And so you’ve got to applaud U.S. District Judge Martin Feldman for handing down his brave decision upholding Louisiana’s antigay marriage ban as constitutional. If being wrong is wrong, Feldman doesn’t want to be right. And to that I say, “Brav-the-fuck-o.”

And I know what you’re thinking: “D’Anne, just because you don’t agree with his decision doesn’t mean he’s a Creep. People are entitled to their own opinions!”

To which I say, “Shut up. This is my column.”

But to which I also say, “Don’t forget that opinions are like assholes: Everybody is one, at least sometimes.”

And this is one of those times for Feldman.

It has been shown over and over again in courts across the country that there is no rational basis for banning marriage between two people of the same sex.
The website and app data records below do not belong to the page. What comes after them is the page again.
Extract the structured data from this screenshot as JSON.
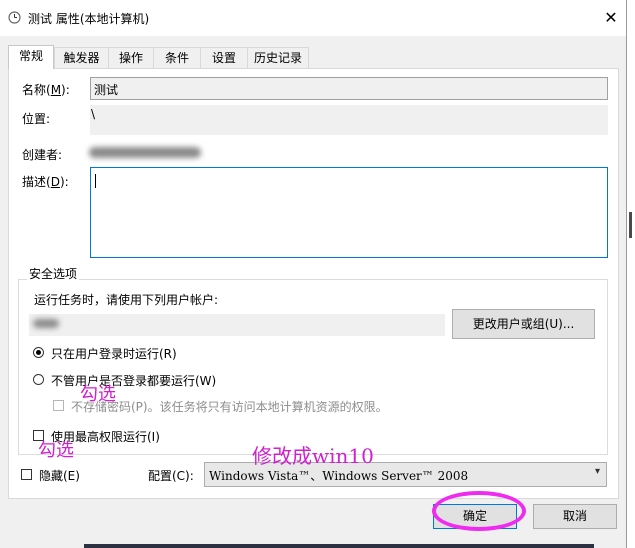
{
  "window": {
    "title": "测试 属性(本地计算机)",
    "close_glyph": "✕"
  },
  "tabs": [
    {
      "label": "常规"
    },
    {
      "label": "触发器"
    },
    {
      "label": "操作"
    },
    {
      "label": "条件"
    },
    {
      "label": "设置"
    },
    {
      "label": "历史记录"
    }
  ],
  "general": {
    "name_label": "名称(",
    "name_key": "M",
    "name_label_end": "):",
    "name_value": "测试",
    "location_label": "位置:",
    "location_value": "\\",
    "author_label": "创建者:",
    "description_label": "描述(",
    "description_key": "D",
    "description_label_end": "):"
  },
  "security": {
    "title": "安全选项",
    "run_as_prompt": "运行任务时，请使用下列用户帐户:",
    "change_user_button": "更改用户或组(U)...",
    "option_logged_on": "只在用户登录时运行(R)",
    "option_whether_logged": "不管用户是否登录都要运行(W)",
    "option_no_store_password": "不存储密码(P)。该任务将只有访问本地计算机资源的权限。",
    "option_highest_privileges": "使用最高权限运行(I)"
  },
  "bottom": {
    "hidden_label": "隐藏(E)",
    "configure_label": "配置(C):",
    "configure_value": "Windows Vista™、Windows Server™ 2008"
  },
  "buttons": {
    "ok": "确定",
    "cancel": "取消"
  },
  "annotations": {
    "check_note_1": "勾选",
    "check_note_2": "勾选",
    "change_note": "修改成win10"
  }
}
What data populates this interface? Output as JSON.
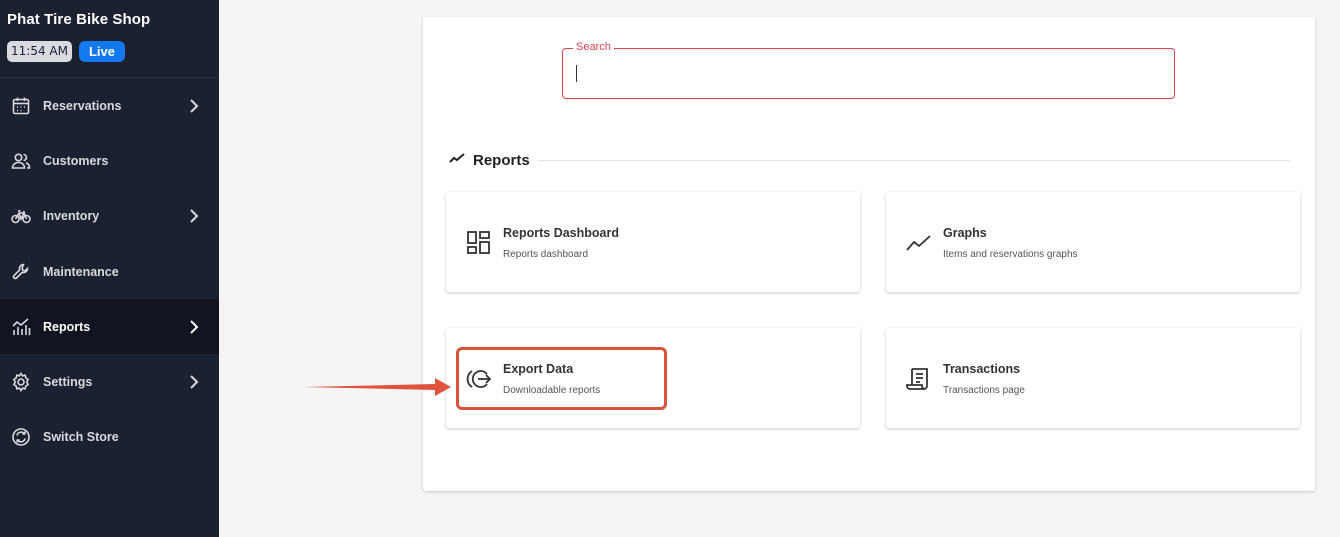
{
  "sidebar": {
    "brand": "Phat Tire Bike Shop",
    "clock": "11:54 AM",
    "status": "Live",
    "items": [
      {
        "label": "Reservations",
        "icon": "calendar-icon",
        "chevron": true
      },
      {
        "label": "Customers",
        "icon": "users-icon",
        "chevron": false
      },
      {
        "label": "Inventory",
        "icon": "bicycle-icon",
        "chevron": true
      },
      {
        "label": "Maintenance",
        "icon": "wrench-icon",
        "chevron": false
      },
      {
        "label": "Reports",
        "icon": "chart-icon",
        "chevron": true,
        "active": true
      },
      {
        "label": "Settings",
        "icon": "gear-icon",
        "chevron": true
      },
      {
        "label": "Switch Store",
        "icon": "switch-icon",
        "chevron": false
      }
    ]
  },
  "search": {
    "label": "Search",
    "value": ""
  },
  "reports": {
    "section_title": "Reports",
    "tiles": [
      {
        "title": "Reports Dashboard",
        "subtitle": "Reports dashboard",
        "icon": "dashboard-icon"
      },
      {
        "title": "Graphs",
        "subtitle": "Items and reservations graphs",
        "icon": "trend-icon"
      },
      {
        "title": "Export Data",
        "subtitle": "Downloadable reports",
        "icon": "export-icon"
      },
      {
        "title": "Transactions",
        "subtitle": "Transactions page",
        "icon": "receipt-icon"
      }
    ]
  },
  "colors": {
    "sidebar_bg": "#1c2130",
    "accent_live": "#1478f0",
    "search_border": "#d9464f",
    "highlight": "#d9523c"
  }
}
Judge after judge has smacked down the arguments of those opposed to equality. The bans are based on and do nothing but uphold prejudice against gays and lesbians. Period. When people voted for these bans, most of them did so because they thought gays were weird or icky and that somehow marriage and society would be forever destroyed if two ladies said “I do.”


Fast-forward a number of years. It’s clear that marriage equality is not bringing about the End Times and more and more people realize that, hey, gays and lesbians aren’t this terrifying menace and are, in fact, people I know in my family, on my bowling team or in my department at work. BFD.
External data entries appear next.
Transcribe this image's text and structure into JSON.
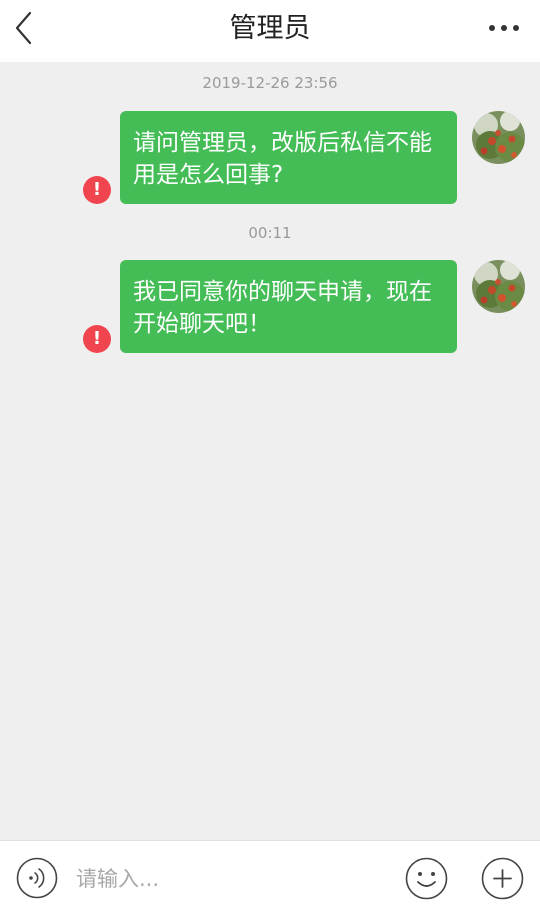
{
  "header": {
    "title": "管理员",
    "back_icon": "chevron-left-icon",
    "more_icon": "more-dots-icon"
  },
  "messages": [
    {
      "timestamp": "2019-12-26 23:56",
      "text": "请问管理员，改版后私信不能用是怎么回事?",
      "status": "failed",
      "status_glyph": "!"
    },
    {
      "timestamp": "00:11",
      "text": "我已同意你的聊天申请，现在开始聊天吧！",
      "status": "failed",
      "status_glyph": "!"
    }
  ],
  "input_bar": {
    "placeholder": "请输入...",
    "voice_icon": "voice-icon",
    "emoji_icon": "emoji-icon",
    "plus_icon": "plus-icon"
  },
  "colors": {
    "bubble": "#44bd57",
    "error": "#f0454f",
    "background": "#efefef"
  }
}
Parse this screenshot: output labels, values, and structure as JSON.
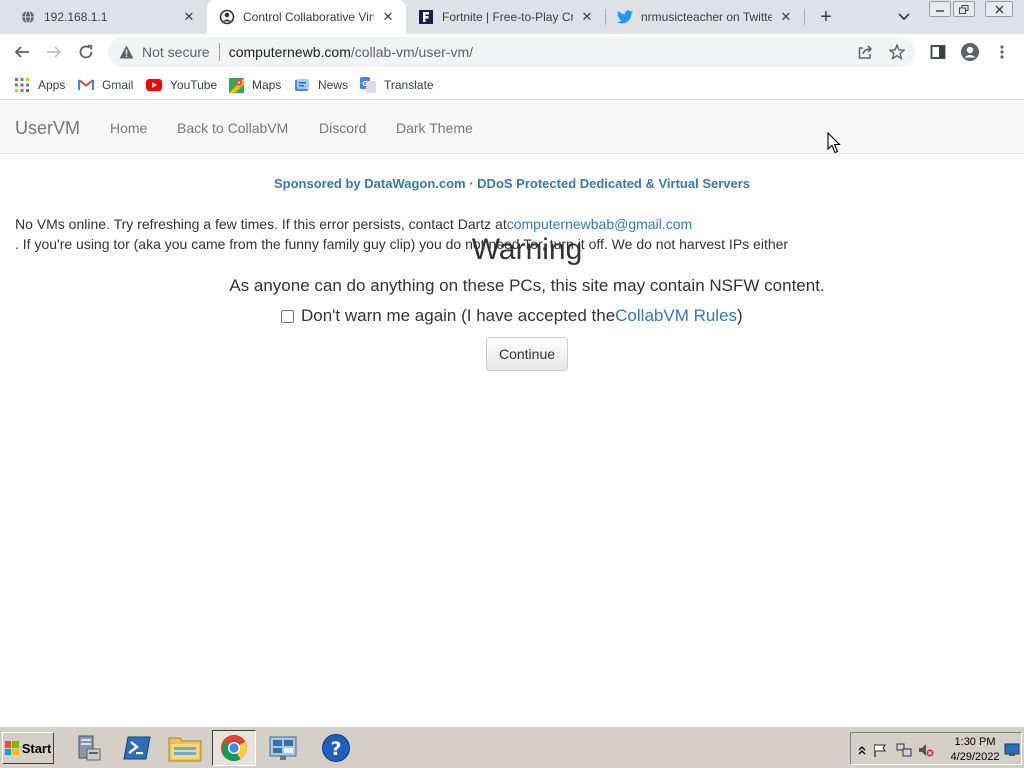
{
  "tabs": [
    {
      "title": "192.168.1.1",
      "icon": "globe-icon",
      "active": false
    },
    {
      "title": "Control Collaborative Virtual",
      "icon": "collabvm-icon",
      "active": true
    },
    {
      "title": "Fortnite | Free-to-Play Cross",
      "icon": "fortnite-icon",
      "active": false
    },
    {
      "title": "nrmusicteacher on Twitter:",
      "icon": "twitter-icon",
      "active": false
    }
  ],
  "toolbar": {
    "security_label": "Not secure",
    "url_host": "computernewb.com",
    "url_path": "/collab-vm/user-vm/"
  },
  "bookmarks": [
    {
      "label": "Apps",
      "icon": "apps-grid-icon"
    },
    {
      "label": "Gmail",
      "icon": "gmail-icon"
    },
    {
      "label": "YouTube",
      "icon": "youtube-icon"
    },
    {
      "label": "Maps",
      "icon": "maps-icon"
    },
    {
      "label": "News",
      "icon": "news-icon"
    },
    {
      "label": "Translate",
      "icon": "translate-icon"
    }
  ],
  "navbar": {
    "brand": "UserVM",
    "links": [
      "Home",
      "Back to CollabVM",
      "Discord",
      "Dark Theme"
    ]
  },
  "sponsor": "Sponsored by DataWagon.com · DDoS Protected Dedicated & Virtual Servers",
  "error": {
    "line1": "No VMs online. Try refreshing a few times. If this error persists, contact Dartz at",
    "email": "computernewbab@gmail.com",
    "line2": ". If you're using tor (aka you came from the funny family guy clip) you do not need Tor, turn it off. We do not harvest IPs either"
  },
  "warning": {
    "heading": "Warning",
    "message": "As anyone can do anything on these PCs, this site may contain NSFW content.",
    "checkbox_text": "Don't warn me again (I have accepted the ",
    "rules_link": "CollabVM Rules",
    "checkbox_close": ")",
    "checked": false,
    "continue_label": "Continue"
  },
  "taskbar": {
    "start_label": "Start",
    "apps": [
      "server-manager-icon",
      "powershell-icon",
      "explorer-icon",
      "chrome-icon",
      "control-panel-icon",
      "help-icon"
    ],
    "clock_time": "1:30 PM",
    "clock_date": "4/29/2022"
  },
  "colors": {
    "link": "#337ab7",
    "tabstrip": "#dee1e6",
    "taskbar": "#d4d0c8"
  }
}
Feldman is not one of those people. And his ruling is clearly rooted in a lack of understanding that gays and lesbians are, in fact, people, and discrimination against them should not be A-OK.

For one thing, he refers to being gay or lesbian as a “lifestyle” choice, which indicates that he thinks that homos could just as well “choose” to un-gay themselves but don’t because they like being difficult. Granted, he calls it a “personal, genuine and sincere” choice, which is so kind and generous of him (i.e., condescending as hell).

To that end, Feldman writes in his decision, “Many states have democratically chosen to recognize same-sex marriage. But until recent years, it had no place at all in this nation’s history and tradition. Public attitude might be becoming more diverse, but any right to same-sex marriage is not yet so entrenched as to be fundamental.”

Which basically means, “Some people still think gay marriage is icky, so what are you gonna do but keep it banned, amirite?”

I would argue that he is not “right.” But he would argue that judges who have ruled against antigay marriage bans are just a bunch of softies who need to grow a pair.

“The federal court decisions thus far exemplify a pageant of empathy; decisions impelled by a response of innate pathos,” he writes.

In other words, “What a bunch of sissies. All of those judges are just gay for gays. Me, Feldman, is the real deal [pounds chest].” 

The grossest part of Feldman’s decision is the fact that he compares same-sex marriage to incest.

“[M]ust the states permit or recognize a marriage between an aunt and niece? Aunt and nephew? Brother/brother? Father and child?” he writes. “All such unions would undeniably be equally committed to love and caring for one another, just like the plaintiffs.” 

To which I say, “Nope.” That’s an opinion coming from a place of fear and ignorance, not a place of reason and logic. Ain’t nobody got time for that.

D’Anne Witkowski has been gay for pay since 2003. She’s a freelance writer and poet (believe it!). When she’s not taking on the creeps of the world, she reviews rock and roll shows in Detroit with her twin sister and teaches writing at the University of Michigan.